[Aim of the task]:
The response should hold each line from the entries below where "Impostazioni" is found.

Items listed in a dataset
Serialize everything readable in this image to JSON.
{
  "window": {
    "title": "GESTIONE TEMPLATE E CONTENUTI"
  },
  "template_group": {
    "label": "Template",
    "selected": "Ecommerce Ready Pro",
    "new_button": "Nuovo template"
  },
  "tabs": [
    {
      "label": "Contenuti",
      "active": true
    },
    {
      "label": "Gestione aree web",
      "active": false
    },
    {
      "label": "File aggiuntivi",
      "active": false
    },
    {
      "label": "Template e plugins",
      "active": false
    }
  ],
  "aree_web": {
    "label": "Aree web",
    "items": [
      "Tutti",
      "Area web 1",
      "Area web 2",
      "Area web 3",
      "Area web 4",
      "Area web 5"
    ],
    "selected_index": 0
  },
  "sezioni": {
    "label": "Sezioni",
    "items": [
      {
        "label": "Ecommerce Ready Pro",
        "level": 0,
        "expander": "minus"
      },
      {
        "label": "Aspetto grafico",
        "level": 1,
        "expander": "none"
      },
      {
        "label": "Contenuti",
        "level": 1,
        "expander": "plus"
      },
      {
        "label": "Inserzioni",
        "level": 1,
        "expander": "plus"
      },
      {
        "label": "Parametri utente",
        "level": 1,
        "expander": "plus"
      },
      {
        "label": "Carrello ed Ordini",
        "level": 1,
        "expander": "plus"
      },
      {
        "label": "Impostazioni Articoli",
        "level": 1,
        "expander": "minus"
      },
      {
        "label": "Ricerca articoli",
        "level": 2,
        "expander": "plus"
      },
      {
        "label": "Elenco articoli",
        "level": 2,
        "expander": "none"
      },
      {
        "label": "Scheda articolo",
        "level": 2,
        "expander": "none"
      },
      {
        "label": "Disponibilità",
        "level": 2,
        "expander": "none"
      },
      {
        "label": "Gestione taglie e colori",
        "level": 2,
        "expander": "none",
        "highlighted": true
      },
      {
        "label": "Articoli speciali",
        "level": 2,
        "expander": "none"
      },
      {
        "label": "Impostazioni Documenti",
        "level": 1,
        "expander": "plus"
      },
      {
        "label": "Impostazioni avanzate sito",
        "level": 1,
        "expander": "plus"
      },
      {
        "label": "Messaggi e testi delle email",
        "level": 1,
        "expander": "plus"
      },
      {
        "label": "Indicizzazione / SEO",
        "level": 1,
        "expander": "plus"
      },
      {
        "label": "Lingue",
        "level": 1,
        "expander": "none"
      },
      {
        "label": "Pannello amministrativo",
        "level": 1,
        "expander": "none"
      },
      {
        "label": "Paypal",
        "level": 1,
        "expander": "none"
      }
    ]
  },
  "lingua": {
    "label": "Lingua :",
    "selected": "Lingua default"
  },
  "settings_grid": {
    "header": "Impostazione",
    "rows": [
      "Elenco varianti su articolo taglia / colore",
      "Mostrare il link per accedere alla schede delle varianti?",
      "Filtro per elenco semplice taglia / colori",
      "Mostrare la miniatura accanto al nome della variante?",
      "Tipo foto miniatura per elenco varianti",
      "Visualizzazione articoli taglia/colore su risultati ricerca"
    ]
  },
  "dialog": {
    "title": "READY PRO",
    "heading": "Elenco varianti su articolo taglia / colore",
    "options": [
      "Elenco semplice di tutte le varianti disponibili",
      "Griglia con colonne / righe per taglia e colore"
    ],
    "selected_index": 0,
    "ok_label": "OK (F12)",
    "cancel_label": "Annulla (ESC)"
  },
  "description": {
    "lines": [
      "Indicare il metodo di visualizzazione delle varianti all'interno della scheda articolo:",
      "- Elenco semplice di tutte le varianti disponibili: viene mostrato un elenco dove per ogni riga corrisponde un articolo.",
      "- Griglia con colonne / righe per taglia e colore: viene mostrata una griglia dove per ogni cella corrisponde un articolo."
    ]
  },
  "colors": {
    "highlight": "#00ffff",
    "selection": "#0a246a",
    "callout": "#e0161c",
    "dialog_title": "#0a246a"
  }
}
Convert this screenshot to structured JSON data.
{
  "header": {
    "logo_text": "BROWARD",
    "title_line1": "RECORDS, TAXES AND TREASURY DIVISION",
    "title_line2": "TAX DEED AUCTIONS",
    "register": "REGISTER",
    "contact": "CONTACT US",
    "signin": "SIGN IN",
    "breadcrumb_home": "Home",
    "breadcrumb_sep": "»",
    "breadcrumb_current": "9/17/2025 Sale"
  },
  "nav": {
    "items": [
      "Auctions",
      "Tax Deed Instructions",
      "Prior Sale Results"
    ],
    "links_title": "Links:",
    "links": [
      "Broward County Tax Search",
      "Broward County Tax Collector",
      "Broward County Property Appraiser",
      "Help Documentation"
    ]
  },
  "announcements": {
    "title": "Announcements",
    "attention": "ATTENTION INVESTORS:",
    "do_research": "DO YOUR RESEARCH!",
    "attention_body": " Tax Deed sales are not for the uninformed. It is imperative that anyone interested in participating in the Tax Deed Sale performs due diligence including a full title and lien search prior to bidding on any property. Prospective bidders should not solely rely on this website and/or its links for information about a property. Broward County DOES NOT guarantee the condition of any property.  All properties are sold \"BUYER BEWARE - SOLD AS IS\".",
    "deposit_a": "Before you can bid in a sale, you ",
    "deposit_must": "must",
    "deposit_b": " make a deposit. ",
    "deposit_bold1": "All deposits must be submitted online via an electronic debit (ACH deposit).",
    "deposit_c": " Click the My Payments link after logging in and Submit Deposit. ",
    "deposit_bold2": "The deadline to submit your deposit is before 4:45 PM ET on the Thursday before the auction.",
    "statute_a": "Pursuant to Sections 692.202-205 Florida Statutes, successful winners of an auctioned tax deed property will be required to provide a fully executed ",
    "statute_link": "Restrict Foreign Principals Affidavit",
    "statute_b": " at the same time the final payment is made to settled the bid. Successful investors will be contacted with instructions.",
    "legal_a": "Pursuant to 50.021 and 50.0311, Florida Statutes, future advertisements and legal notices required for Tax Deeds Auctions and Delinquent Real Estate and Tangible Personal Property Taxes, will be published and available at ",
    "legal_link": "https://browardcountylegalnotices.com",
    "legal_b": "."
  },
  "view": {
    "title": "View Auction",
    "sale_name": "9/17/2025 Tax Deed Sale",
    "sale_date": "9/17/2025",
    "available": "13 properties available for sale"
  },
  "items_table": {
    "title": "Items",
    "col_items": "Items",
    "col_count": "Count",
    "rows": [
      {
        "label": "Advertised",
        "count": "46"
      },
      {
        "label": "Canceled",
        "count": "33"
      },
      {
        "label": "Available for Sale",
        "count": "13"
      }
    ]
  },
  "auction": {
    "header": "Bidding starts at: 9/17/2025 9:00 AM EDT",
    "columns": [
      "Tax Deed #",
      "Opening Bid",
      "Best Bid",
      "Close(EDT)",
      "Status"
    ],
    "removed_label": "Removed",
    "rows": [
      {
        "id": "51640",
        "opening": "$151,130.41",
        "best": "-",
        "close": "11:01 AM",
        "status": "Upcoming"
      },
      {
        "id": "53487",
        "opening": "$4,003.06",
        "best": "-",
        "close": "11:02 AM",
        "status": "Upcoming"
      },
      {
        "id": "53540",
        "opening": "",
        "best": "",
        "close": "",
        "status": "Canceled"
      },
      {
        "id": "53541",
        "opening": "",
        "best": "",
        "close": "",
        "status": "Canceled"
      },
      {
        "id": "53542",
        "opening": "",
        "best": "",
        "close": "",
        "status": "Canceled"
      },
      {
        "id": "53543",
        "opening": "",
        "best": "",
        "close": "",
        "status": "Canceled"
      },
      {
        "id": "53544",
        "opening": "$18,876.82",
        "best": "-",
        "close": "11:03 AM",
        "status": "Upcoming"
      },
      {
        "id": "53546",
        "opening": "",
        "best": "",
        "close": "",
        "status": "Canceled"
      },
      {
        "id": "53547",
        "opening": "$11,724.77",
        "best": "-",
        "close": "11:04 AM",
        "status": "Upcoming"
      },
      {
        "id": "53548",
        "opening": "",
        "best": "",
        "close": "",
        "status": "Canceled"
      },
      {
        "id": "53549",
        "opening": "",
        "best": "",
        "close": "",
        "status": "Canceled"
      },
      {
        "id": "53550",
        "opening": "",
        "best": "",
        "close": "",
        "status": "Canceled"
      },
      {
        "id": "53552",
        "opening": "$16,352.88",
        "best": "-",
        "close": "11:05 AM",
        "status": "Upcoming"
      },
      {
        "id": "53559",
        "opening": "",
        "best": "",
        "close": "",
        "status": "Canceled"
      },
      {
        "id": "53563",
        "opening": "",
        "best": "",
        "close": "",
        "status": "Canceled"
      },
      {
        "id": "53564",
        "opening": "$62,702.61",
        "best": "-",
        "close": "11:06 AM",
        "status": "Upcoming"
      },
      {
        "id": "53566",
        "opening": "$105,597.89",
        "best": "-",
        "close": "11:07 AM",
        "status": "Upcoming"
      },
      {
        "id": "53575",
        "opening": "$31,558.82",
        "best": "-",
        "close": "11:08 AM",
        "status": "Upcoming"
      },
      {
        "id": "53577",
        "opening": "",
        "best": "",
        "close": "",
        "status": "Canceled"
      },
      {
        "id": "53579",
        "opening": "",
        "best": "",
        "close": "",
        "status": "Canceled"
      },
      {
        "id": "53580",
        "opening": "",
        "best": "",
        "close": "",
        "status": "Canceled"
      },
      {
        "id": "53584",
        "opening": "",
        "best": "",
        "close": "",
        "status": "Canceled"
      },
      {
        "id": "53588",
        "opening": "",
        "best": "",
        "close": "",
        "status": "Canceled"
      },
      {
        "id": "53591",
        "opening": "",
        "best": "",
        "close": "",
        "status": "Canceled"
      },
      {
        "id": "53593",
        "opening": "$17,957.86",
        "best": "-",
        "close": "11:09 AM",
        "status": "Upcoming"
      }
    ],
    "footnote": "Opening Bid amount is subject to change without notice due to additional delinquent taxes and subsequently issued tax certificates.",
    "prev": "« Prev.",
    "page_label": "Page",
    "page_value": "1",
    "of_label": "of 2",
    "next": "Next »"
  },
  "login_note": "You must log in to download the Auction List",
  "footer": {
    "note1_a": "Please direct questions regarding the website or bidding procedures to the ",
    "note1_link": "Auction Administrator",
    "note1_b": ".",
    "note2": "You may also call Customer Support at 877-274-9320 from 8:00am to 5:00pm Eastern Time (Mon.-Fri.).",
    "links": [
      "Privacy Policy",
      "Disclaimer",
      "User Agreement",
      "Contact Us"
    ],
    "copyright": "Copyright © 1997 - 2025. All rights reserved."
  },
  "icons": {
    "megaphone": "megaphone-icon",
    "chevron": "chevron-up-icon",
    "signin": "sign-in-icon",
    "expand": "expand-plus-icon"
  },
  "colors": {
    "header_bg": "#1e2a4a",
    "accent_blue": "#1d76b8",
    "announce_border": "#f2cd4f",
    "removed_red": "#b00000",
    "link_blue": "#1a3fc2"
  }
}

[Written response]:
        "label": "Impostazioni Articoli",
        "label": "Impostazioni Documenti",
        "label": "Impostazioni avanzate sito",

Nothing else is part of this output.